Some employers assume an employee’s regular rate is their normal or base hourly rate. This is incorrect. An employee’s regular rate includes all remuneration paid to, or on behalf of, an employee unless a specific statutory exception applies. In fact, an improperly structured bonus intended to recognize extra hours worked could actually increase an employer’s overtime liability by increasing the regular hourly rate. Many benefits provided to employees are excluded by regulation, but no regulation is perfect.
The new rule reflects modern changes in the workplace. The new regulations are not a radical departure but they do help clarify the law. According to the Department of Labor, in 1950 fringe benefits constituted only five percent of employee’s total compensation. Today, benefits make up approximately one-third of total compensation. The nature of benefits has also changed. Perks like cell phone reimbursement and wellness incentives are growing. New legally mandated benefits like Earned Sick and Safe Time are being adopted. The regulations are intended to adapt to these changes.
The SECURE Act made significant changes to benefit plans.

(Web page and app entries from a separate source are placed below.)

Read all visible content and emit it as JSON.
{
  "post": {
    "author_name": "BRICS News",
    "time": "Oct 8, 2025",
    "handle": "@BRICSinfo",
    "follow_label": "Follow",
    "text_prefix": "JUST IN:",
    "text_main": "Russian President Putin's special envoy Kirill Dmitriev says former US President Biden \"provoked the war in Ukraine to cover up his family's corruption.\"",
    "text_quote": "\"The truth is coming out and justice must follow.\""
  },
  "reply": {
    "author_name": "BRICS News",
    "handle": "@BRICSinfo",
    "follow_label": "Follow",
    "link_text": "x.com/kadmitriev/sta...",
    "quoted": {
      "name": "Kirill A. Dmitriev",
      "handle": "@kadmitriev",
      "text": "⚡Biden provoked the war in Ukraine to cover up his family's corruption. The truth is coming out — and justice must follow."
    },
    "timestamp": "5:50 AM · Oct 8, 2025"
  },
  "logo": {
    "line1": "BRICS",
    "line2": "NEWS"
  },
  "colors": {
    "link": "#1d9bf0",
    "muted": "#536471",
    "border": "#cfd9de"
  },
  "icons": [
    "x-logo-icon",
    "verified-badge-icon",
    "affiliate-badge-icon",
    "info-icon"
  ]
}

For example, the SECURE Act encourages automatic enrollment in retirement plans, increases the allowed automatic enrollment escalation, and provides incentives to small employers for start up costs. The Act also requires many employers to expand 401(k) eligibility to include part-time workers with three consecutive 500+ hour years-of-service. The permissible uses of 529 plans were expanded to include some apprenticeship costs and some student loan repayments. Penalty-free withdrawals are now allowed from certain retirement plans for qualified birth and adoption expenses. The required minimum distribution age has increased to 72 instead of 70.5 and plans may permit distributions as early as age 59.5 instead of 62. On the other hand, beneficiaries of certain inherited plans are now required to take distributions within 10 years.

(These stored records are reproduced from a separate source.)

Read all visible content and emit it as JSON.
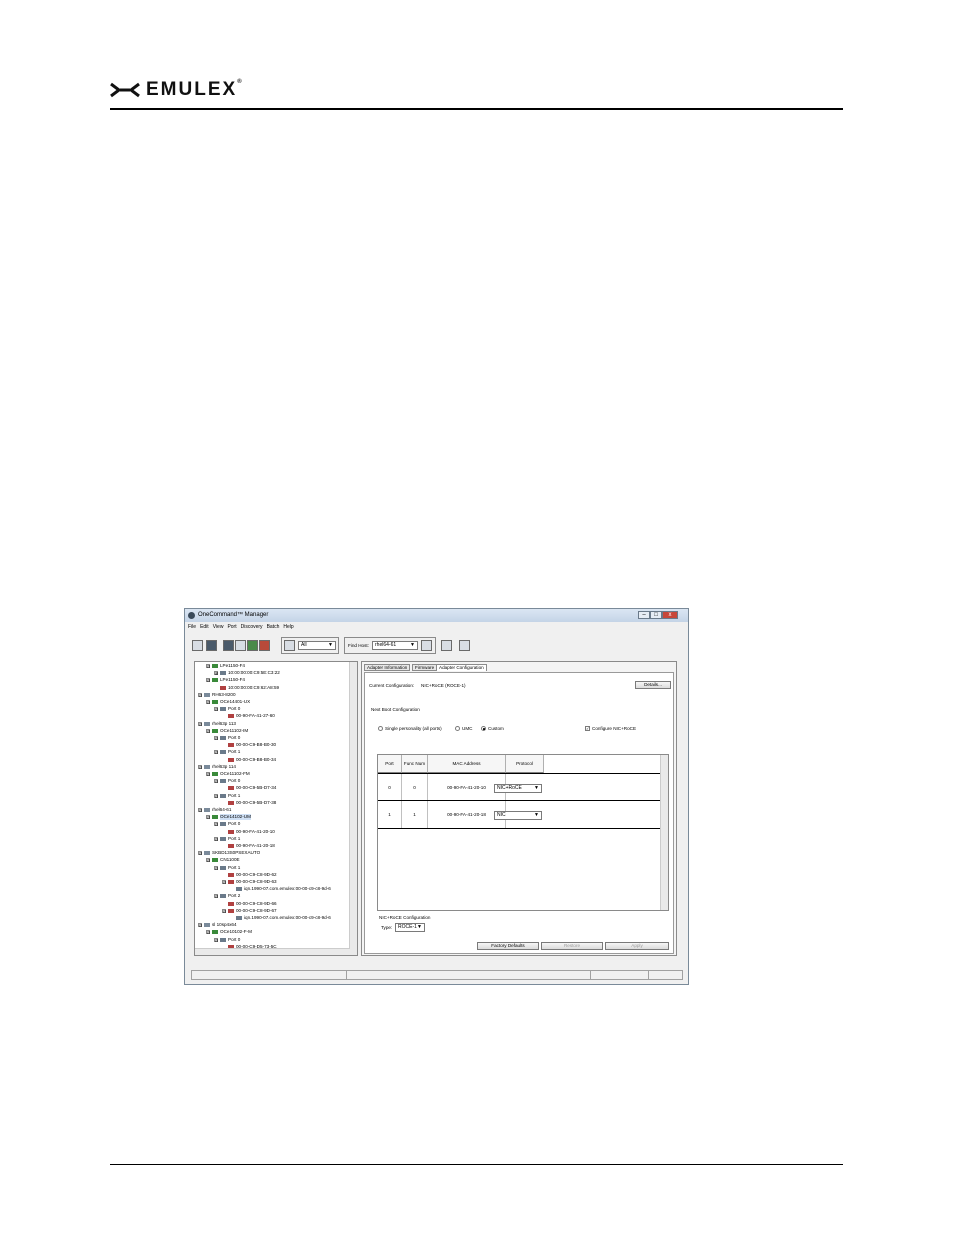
{
  "brand": {
    "name": "EMULEX",
    "trademark": "®"
  },
  "app": {
    "title": "OneCommand™ Manager",
    "window_buttons": [
      "–",
      "□",
      "x"
    ]
  },
  "menu": [
    "File",
    "Edit",
    "View",
    "Port",
    "Discovery",
    "Batch",
    "Help"
  ],
  "toolbar": {
    "filter_value": "All",
    "find_host_label": "Find Host:",
    "find_host_value": "rhel64-61"
  },
  "tree": [
    {
      "level": 1,
      "type": "card",
      "text": "LPe1150-F4",
      "expander": "⊟"
    },
    {
      "level": 2,
      "type": "port",
      "text": "10:00:00:00:C9:5E:C3:22",
      "expander": "⊞"
    },
    {
      "level": 1,
      "type": "card",
      "text": "LPe1150-F4",
      "expander": "⊟"
    },
    {
      "level": 2,
      "type": "mac",
      "text": "10:00:00:00:C9:62:A8:59",
      "expander": ""
    },
    {
      "level": 0,
      "type": "srv",
      "text": "RH63-8200",
      "expander": "⊟"
    },
    {
      "level": 1,
      "type": "card",
      "text": "OCe14401-UX",
      "expander": "⊟"
    },
    {
      "level": 2,
      "type": "port",
      "text": "Port 0",
      "expander": "⊟"
    },
    {
      "level": 3,
      "type": "mac",
      "text": "00-90-FA-41-27-60",
      "expander": ""
    },
    {
      "level": 0,
      "type": "srv",
      "text": "rhel63p 113",
      "expander": "⊟"
    },
    {
      "level": 1,
      "type": "card",
      "text": "OCe11102-IM",
      "expander": "⊟"
    },
    {
      "level": 2,
      "type": "port",
      "text": "Port 0",
      "expander": "⊟"
    },
    {
      "level": 3,
      "type": "mac",
      "text": "00-00-C9-B8-B0-30",
      "expander": ""
    },
    {
      "level": 2,
      "type": "port",
      "text": "Port 1",
      "expander": "⊟"
    },
    {
      "level": 3,
      "type": "mac",
      "text": "00-00-C9-B8-B0-34",
      "expander": ""
    },
    {
      "level": 0,
      "type": "srv",
      "text": "rhel63p 114",
      "expander": "⊟"
    },
    {
      "level": 1,
      "type": "card",
      "text": "OCe11102-FM",
      "expander": "⊟"
    },
    {
      "level": 2,
      "type": "port",
      "text": "Port 0",
      "expander": "⊟"
    },
    {
      "level": 3,
      "type": "mac",
      "text": "00-00-C9-5B-D7-34",
      "expander": ""
    },
    {
      "level": 2,
      "type": "port",
      "text": "Port 1",
      "expander": "⊟"
    },
    {
      "level": 3,
      "type": "mac",
      "text": "00-00-C9-5B-D7-38",
      "expander": ""
    },
    {
      "level": 0,
      "type": "srv",
      "text": "rhel64-61",
      "expander": "⊟"
    },
    {
      "level": 1,
      "type": "card",
      "text": "OCe14102-UM",
      "expander": "⊟",
      "highlight": true
    },
    {
      "level": 2,
      "type": "port",
      "text": "Port 0",
      "expander": "⊟"
    },
    {
      "level": 3,
      "type": "mac",
      "text": "00-90-FA-41-20-10",
      "expander": ""
    },
    {
      "level": 2,
      "type": "port",
      "text": "Port 1",
      "expander": "⊟"
    },
    {
      "level": 3,
      "type": "mac",
      "text": "00-90-FA-41-20-18",
      "expander": ""
    },
    {
      "level": 0,
      "type": "srv",
      "text": "SKBD13S0PSEXAUTO",
      "expander": "⊟"
    },
    {
      "level": 1,
      "type": "card",
      "text": "CN1100E",
      "expander": "⊟"
    },
    {
      "level": 2,
      "type": "port",
      "text": "Port 1",
      "expander": "⊟"
    },
    {
      "level": 3,
      "type": "mac",
      "text": "00-00-C9-C8-9D-62",
      "expander": ""
    },
    {
      "level": 3,
      "type": "mac",
      "text": "00-00-C9-C8-9D-63",
      "expander": "⊟"
    },
    {
      "level": 4,
      "type": "port",
      "text": "iqn.1990-07.com.emulex:00-00-c9-c8-9d-6",
      "expander": ""
    },
    {
      "level": 2,
      "type": "port",
      "text": "Port 2",
      "expander": "⊟"
    },
    {
      "level": 3,
      "type": "mac",
      "text": "00-00-C9-C8-9D-66",
      "expander": ""
    },
    {
      "level": 3,
      "type": "mac",
      "text": "00-00-C9-C8-9D-67",
      "expander": "⊟"
    },
    {
      "level": 4,
      "type": "port",
      "text": "iqn.1990-07.com.emulex:00-00-c9-c8-9d-6",
      "expander": ""
    },
    {
      "level": 0,
      "type": "srv",
      "text": "sl 10sp4x64",
      "expander": "⊟"
    },
    {
      "level": 1,
      "type": "card",
      "text": "OCe10102-F-M",
      "expander": "⊟"
    },
    {
      "level": 2,
      "type": "port",
      "text": "Port 0",
      "expander": "⊟"
    },
    {
      "level": 3,
      "type": "mac",
      "text": "00-00-C9-D5-73-5C",
      "expander": ""
    }
  ],
  "tabs": [
    "Adapter Information",
    "Firmware",
    "Adapter Configuration"
  ],
  "config": {
    "current_label": "Current Configuration:",
    "current_value": "NIC+RoCE (ROCE-1)",
    "details_button": "Details...",
    "next_boot_label": "Next Boot Configuration",
    "radio_single": "Single personality (all ports)",
    "radio_umc": "UMC",
    "radio_custom": "Custom",
    "selected_radio": "Custom",
    "configure_checkbox": "Configure NIC+RoCE",
    "configure_checked": true,
    "columns": [
      "Port",
      "Func Num",
      "MAC Address",
      "Protocol"
    ],
    "rows": [
      {
        "port": "0",
        "func": "0",
        "mac": "00-90-FA-41-20-10",
        "protocol": "NIC+RoCE"
      },
      {
        "port": "1",
        "func": "1",
        "mac": "00-90-FA-41-20-18",
        "protocol": "NIC"
      }
    ],
    "roce_group_label": "NIC+RoCE Configuration",
    "type_label": "Type:",
    "type_value": "ROCE-1",
    "factory_defaults_button": "Factory Defaults",
    "restore_button": "Restore",
    "apply_button": "Apply"
  }
}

Repeal of the Cadillac Tax
The additional tax on high cost health plans has been eliminated.
A new I-9 form, Rev. 10/21/2019, was released on January 31, 2020. Employers are required to use the new Rev. 10/21/2019 after April 30, 2020. Employers may continue to use Rev. 07/17/2017 until then. Employees who have already completed I-9 paperwork do not have to complete a new I-9.
New Joint Employer Rules
When an employee performs work that simultaneously benefits another individual or entity, both entities may face legal liability as joint employers under the Fair Labor Standards Act. On January 12, 2020, the United States Department of Labor announced a new rule updating regulations determining joint employer status and liability. The new regulations are effective March 16, 2020.
Website ADA Compliance
In Domino’s Pizza LLC v. Robles, the United States Supreme Court declined review of a decision applying the Americans with Disabilities Act to websites. The lower court held that the Domino’s Pizza’s website and mobile app must comply with the ADA. The lower court reasoned the website and app connected customers to the goods and services of physical restaurants.
Thomas Witt is an attorney with Fryberger, Buchanan, Smith & Frederick, P.A., practicing in the areas of Employment Law, Family Law and Civil Litigation. This article is not intended to provide legal advice. You should always consult with an attorney about your specific circumstances.